- [Goal of the exercise]: The response must restate the data exactly, with nothing left out.

Entries from a dataset of interfaces
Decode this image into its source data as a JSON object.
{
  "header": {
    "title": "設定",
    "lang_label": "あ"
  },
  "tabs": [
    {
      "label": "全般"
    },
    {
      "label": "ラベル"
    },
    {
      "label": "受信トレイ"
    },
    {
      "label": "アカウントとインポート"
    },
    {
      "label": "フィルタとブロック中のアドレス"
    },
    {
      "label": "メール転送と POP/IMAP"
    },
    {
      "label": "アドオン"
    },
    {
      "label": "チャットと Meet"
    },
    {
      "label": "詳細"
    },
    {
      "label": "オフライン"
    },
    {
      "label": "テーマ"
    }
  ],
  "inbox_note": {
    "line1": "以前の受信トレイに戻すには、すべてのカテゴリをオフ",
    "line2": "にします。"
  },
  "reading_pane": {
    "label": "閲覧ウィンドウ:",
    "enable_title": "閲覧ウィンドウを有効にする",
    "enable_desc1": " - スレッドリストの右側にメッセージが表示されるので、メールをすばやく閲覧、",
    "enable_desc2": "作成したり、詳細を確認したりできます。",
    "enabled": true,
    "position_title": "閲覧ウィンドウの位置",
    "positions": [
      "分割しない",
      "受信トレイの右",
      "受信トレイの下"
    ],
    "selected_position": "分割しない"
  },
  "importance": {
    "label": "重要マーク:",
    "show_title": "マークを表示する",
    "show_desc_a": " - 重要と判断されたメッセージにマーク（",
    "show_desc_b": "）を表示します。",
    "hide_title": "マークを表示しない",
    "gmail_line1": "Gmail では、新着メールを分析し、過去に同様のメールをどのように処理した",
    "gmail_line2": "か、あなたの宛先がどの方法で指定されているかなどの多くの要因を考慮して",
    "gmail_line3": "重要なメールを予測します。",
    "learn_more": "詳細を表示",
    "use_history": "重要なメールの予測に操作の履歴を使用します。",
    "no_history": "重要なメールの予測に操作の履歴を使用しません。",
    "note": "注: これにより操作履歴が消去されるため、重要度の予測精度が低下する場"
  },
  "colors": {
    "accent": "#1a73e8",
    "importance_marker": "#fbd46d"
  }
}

- [Exercise result]:
Decode this image into its source data as a JSON object.
{
  "header": {
    "title": "設定",
    "lang_label": "あ"
  },
  "tabs": [
    {
      "label": "全般"
    },
    {
      "label": "ラベル"
    },
    {
      "label": "受信トレイ"
    },
    {
      "label": "アカウントとインポート"
    },
    {
      "label": "フィルタとブロック中のアドレス"
    },
    {
      "label": "メール転送と POP/IMAP"
    },
    {
      "label": "アドオン"
    },
    {
      "label": "チャットと Meet"
    },
    {
      "label": "詳細"
    },
    {
      "label": "オフライン"
    },
    {
      "label": "テーマ"
    }
  ],
  "inbox_note": {
    "line1": "以前の受信トレイに戻すには、すべてのカテゴリをオフ",
    "line2": "にします。"
  },
  "reading_pane": {
    "label": "閲覧ウィンドウ:",
    "enable_title": "閲覧ウィンドウを有効にする",
    "enable_desc1": " - スレッドリストの右側にメッセージが表示されるので、メールをすばやく閲覧、",
    "enable_desc2": "作成したり、詳細を確認したりできます。",
    "enabled": true,
    "position_title": "閲覧ウィンドウの位置",
    "positions": [
      "分割しない",
      "受信トレイの右",
      "受信トレイの下"
    ],
    "selected_position": "分割しない"
  },
  "importance": {
    "label": "重要マーク:",
    "show_title": "マークを表示する",
    "show_desc_a": " - 重要と判断されたメッセージにマーク（",
    "show_desc_b": "）を表示します。",
    "hide_title": "マークを表示しない",
    "gmail_line1": "Gmail では、新着メールを分析し、過去に同様のメールをどのように処理した",
    "gmail_line2": "か、あなたの宛先がどの方法で指定されているかなどの多くの要因を考慮して",
    "gmail_line3": "重要なメールを予測します。",
    "learn_more": "詳細を表示",
    "use_history": "重要なメールの予測に操作の履歴を使用します。",
    "no_history": "重要なメールの予測に操作の履歴を使用しません。",
    "note": "注: これにより操作履歴が消去されるため、重要度の予測精度が低下する場"
  },
  "colors": {
    "accent": "#1a73e8",
    "importance_marker": "#fbd46d"
  }
}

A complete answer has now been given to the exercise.